Task brief:
Start to finish, return the listing exactly as written.
[[ Data records, beginning ]]
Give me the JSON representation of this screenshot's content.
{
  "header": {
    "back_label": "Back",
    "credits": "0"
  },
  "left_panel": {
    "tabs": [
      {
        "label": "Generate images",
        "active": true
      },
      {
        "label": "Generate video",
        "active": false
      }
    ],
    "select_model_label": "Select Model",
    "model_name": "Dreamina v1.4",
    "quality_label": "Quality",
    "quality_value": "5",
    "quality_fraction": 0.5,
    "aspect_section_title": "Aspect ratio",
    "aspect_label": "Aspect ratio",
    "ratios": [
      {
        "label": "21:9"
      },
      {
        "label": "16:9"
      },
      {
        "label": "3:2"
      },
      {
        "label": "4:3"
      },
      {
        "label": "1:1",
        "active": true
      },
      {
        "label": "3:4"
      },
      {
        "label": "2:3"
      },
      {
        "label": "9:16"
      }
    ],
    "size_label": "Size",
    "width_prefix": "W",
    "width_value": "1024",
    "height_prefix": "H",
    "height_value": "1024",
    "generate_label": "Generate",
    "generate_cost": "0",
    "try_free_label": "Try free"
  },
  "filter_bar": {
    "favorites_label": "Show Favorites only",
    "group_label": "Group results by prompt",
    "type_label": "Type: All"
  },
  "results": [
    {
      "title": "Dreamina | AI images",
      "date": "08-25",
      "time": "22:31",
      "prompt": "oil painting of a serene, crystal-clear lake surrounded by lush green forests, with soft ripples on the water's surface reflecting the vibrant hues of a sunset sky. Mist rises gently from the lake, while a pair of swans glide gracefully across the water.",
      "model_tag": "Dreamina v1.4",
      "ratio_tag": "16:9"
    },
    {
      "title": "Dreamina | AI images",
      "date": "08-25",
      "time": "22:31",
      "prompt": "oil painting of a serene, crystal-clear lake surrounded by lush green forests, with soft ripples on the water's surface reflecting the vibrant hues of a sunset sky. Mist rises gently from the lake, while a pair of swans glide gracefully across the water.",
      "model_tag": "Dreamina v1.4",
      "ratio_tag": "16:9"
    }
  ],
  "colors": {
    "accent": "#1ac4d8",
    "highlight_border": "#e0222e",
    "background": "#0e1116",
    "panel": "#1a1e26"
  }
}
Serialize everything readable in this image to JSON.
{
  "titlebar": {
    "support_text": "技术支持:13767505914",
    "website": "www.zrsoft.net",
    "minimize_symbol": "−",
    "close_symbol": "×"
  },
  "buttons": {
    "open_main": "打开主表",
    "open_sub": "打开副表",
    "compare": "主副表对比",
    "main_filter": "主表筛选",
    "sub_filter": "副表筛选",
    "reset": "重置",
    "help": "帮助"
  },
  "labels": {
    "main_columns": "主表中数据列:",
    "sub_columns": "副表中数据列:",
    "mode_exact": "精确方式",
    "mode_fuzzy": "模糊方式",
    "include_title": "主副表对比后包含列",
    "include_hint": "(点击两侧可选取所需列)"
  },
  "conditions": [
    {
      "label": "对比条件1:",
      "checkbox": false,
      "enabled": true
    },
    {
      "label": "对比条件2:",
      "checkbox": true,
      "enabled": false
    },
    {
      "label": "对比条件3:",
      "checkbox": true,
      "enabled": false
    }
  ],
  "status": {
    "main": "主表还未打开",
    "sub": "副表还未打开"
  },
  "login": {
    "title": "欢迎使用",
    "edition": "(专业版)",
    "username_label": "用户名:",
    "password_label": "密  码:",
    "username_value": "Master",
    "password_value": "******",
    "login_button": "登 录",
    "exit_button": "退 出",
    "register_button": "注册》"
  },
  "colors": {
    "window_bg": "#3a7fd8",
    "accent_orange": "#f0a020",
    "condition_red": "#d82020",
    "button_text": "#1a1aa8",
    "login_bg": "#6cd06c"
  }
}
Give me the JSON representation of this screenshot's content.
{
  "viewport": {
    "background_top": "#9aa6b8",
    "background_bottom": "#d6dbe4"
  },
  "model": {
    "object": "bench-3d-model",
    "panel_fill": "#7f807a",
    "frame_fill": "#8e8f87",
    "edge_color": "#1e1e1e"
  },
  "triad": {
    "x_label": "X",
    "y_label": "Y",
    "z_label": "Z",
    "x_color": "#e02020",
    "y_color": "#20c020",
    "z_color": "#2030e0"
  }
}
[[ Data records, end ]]
Exercise result:
Give me the JSON representation of this screenshot's content.
{
  "header": {
    "back_label": "Back",
    "credits": "0"
  },
  "left_panel": {
    "tabs": [
      {
        "label": "Generate images",
        "active": true
      },
      {
        "label": "Generate video",
        "active": false
      }
    ],
    "select_model_label": "Select Model",
    "model_name": "Dreamina v1.4",
    "quality_label": "Quality",
    "quality_value": "5",
    "quality_fraction": 0.5,
    "aspect_section_title": "Aspect ratio",
    "aspect_label": "Aspect ratio",
    "ratios": [
      {
        "label": "21:9"
      },
      {
        "label": "16:9"
      },
      {
        "label": "3:2"
      },
      {
        "label": "4:3"
      },
      {
        "label": "1:1",
        "active": true
      },
      {
        "label": "3:4"
      },
      {
        "label": "2:3"
      },
      {
        "label": "9:16"
      }
    ],
    "size_label": "Size",
    "width_prefix": "W",
    "width_value": "1024",
    "height_prefix": "H",
    "height_value": "1024",
    "generate_label": "Generate",
    "generate_cost": "0",
    "try_free_label": "Try free"
  },
  "filter_bar": {
    "favorites_label": "Show Favorites only",
    "group_label": "Group results by prompt",
    "type_label": "Type: All"
  },
  "results": [
    {
      "title": "Dreamina | AI images",
      "date": "08-25",
      "time": "22:31",
      "prompt": "oil painting of a serene, crystal-clear lake surrounded by lush green forests, with soft ripples on the water's surface reflecting the vibrant hues of a sunset sky. Mist rises gently from the lake, while a pair of swans glide gracefully across the water.",
      "model_tag": "Dreamina v1.4",
      "ratio_tag": "16:9"
    },
    {
      "title": "Dreamina | AI images",
      "date": "08-25",
      "time": "22:31",
      "prompt": "oil painting of a serene, crystal-clear lake surrounded by lush green forests, with soft ripples on the water's surface reflecting the vibrant hues of a sunset sky. Mist rises gently from the lake, while a pair of swans glide gracefully across the water.",
      "model_tag": "Dreamina v1.4",
      "ratio_tag": "16:9"
    }
  ],
  "colors": {
    "accent": "#1ac4d8",
    "highlight_border": "#e0222e",
    "background": "#0e1116",
    "panel": "#1a1e26"
  }
}
Serialize everything readable in this image to JSON.
{
  "titlebar": {
    "support_text": "技术支持:13767505914",
    "website": "www.zrsoft.net",
    "minimize_symbol": "−",
    "close_symbol": "×"
  },
  "buttons": {
    "open_main": "打开主表",
    "open_sub": "打开副表",
    "compare": "主副表对比",
    "main_filter": "主表筛选",
    "sub_filter": "副表筛选",
    "reset": "重置",
    "help": "帮助"
  },
  "labels": {
    "main_columns": "主表中数据列:",
    "sub_columns": "副表中数据列:",
    "mode_exact": "精确方式",
    "mode_fuzzy": "模糊方式",
    "include_title": "主副表对比后包含列",
    "include_hint": "(点击两侧可选取所需列)"
  },
  "conditions": [
    {
      "label": "对比条件1:",
      "checkbox": false,
      "enabled": true
    },
    {
      "label": "对比条件2:",
      "checkbox": true,
      "enabled": false
    },
    {
      "label": "对比条件3:",
      "checkbox": true,
      "enabled": false
    }
  ],
  "status": {
    "main": "主表还未打开",
    "sub": "副表还未打开"
  },
  "login": {
    "title": "欢迎使用",
    "edition": "(专业版)",
    "username_label": "用户名:",
    "password_label": "密  码:",
    "username_value": "Master",
    "password_value": "******",
    "login_button": "登 录",
    "exit_button": "退 出",
    "register_button": "注册》"
  },
  "colors": {
    "window_bg": "#3a7fd8",
    "accent_orange": "#f0a020",
    "condition_red": "#d82020",
    "button_text": "#1a1aa8",
    "login_bg": "#6cd06c"
  }
}
Give me the JSON representation of this screenshot's content.
{
  "viewport": {
    "background_top": "#9aa6b8",
    "background_bottom": "#d6dbe4"
  },
  "model": {
    "object": "bench-3d-model",
    "panel_fill": "#7f807a",
    "frame_fill": "#8e8f87",
    "edge_color": "#1e1e1e"
  },
  "triad": {
    "x_label": "X",
    "y_label": "Y",
    "z_label": "Z",
    "x_color": "#e02020",
    "y_color": "#20c020",
    "z_color": "#2030e0"
  }
}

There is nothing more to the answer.